A distinguishing characteristic of the disease myalgic encephalomyelitis/chronic fatigue syndrome appears to be the electrical response of patients’ blood cells when under stress, researchers report today (April 29) in PNAS. The team hopes the finding will speed diagnoses for people with the condition and facilitate research on it.
The University of California, San Diego’s Robert Naviaux, a genetics professor who was not involved in the research, tells the San Francisco Chronicle, “It’s a major milestone. If it holds up in larger numbers, this could be a transformative advance.”
Up to 2.5 million Americans are thought to have myalgic encephalomyelitis/chronic fatigue syndrome (ME/CFS), whose symptoms can include severe fatigue that isn’t explained by exertion, pain, and difficulties concentrating or remembering. It is currently diagnosed based on symptoms, as no biomarker for it exists.
To see whether the blood cells of ME/CFS patients respond differently to stress than those of healthy people, researchers exposed cells from a patient’s blood sample to salt to stress them, then ran them through a device that measures electrical impedance—a proxy for energy use. After the test picked up differences between the patient’s blood and that of healthy people, the research team used the test to compare blood cells from 20 patients with ME/CFS and 20 healthy people, and found that it reliably distinguished members of the two groups.
“We don’t know exactly why the cells and plasma are acting this way, or even what they’re doing. But there is scientific evidence that this disease is not a fabrication of a patient’s mind,” Ron Davis, a biochemist at Stanford University who began studying ME/CFS after his son became bedridden with the disease, tells The Sacramento Bee. “We clearly see a difference in the way healthy and chronic fatigue syndrome immune cells process stress.”
Research on ME/CFS has been controversial, with scientists who test talk therapy and exercise for the condition facing harassment from activists who see such treatments as harmful and rooted in a mistaken idea that the illness is psychological, according to a report last month in Reuters. Davis tells the San Francisco Chronicle that he hopes the discovery of a biomarker “will help the medical community accept that this is a real disease.”
Simon Wessely, a psychiatrist at King’s College London’s Institute of Psychiatry, Psychology & Neuroscience who works with ME/CFS patients, writes in an email to Reuters that the study was unable to solve two key issues: “The (first) issue is, can any biomarker distinguish CFS patients from those with other fatiguing illnesses?

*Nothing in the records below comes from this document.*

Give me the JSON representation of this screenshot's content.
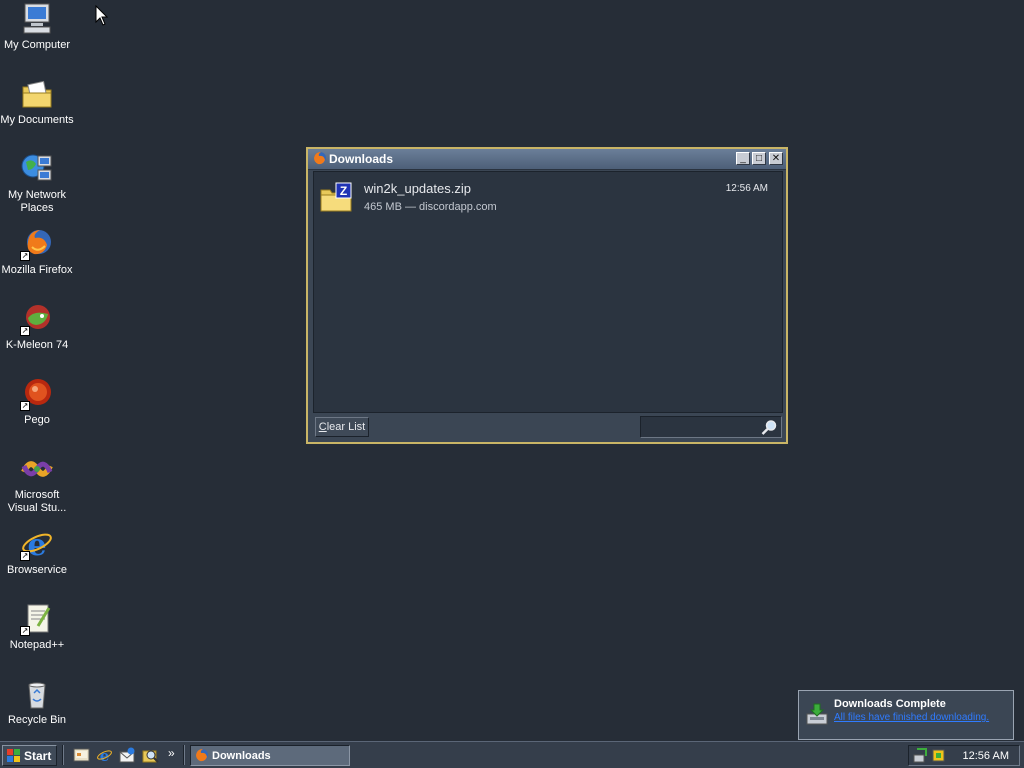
{
  "desktop": {
    "icons": [
      {
        "label": "My Computer"
      },
      {
        "label": "My Documents"
      },
      {
        "label": "My Network Places"
      },
      {
        "label": "Mozilla Firefox"
      },
      {
        "label": "K-Meleon 74"
      },
      {
        "label": "Pego"
      },
      {
        "label": "Microsoft Visual Stu..."
      },
      {
        "label": "Browservice"
      },
      {
        "label": "Notepad++"
      },
      {
        "label": "Recycle Bin"
      }
    ]
  },
  "downloads_window": {
    "title": "Downloads",
    "items": [
      {
        "filename": "win2k_updates.zip",
        "meta": "465 MB — discordapp.com",
        "time": "12:56 AM",
        "file_badge": "Z"
      }
    ],
    "clear_button": {
      "label_first": "C",
      "label_rest": "lear List"
    },
    "search": {
      "placeholder": "",
      "value": ""
    }
  },
  "notification": {
    "title": "Downloads Complete",
    "message": "All files have finished downloading."
  },
  "taskbar": {
    "start_label": "Start",
    "chevron": "»",
    "task_label": "Downloads",
    "clock": "12:56 AM"
  },
  "colors": {
    "desktop": "#262d37",
    "window_border": "#c9b566",
    "link": "#2f7bff"
  }
}
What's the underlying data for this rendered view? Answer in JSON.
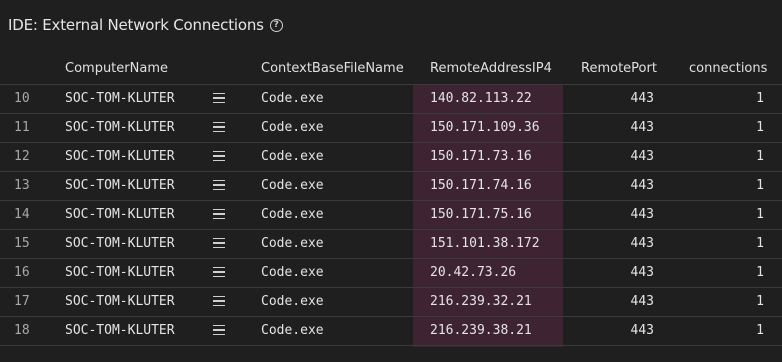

And second, is it measuring the cause, and not the consequence, of illness?”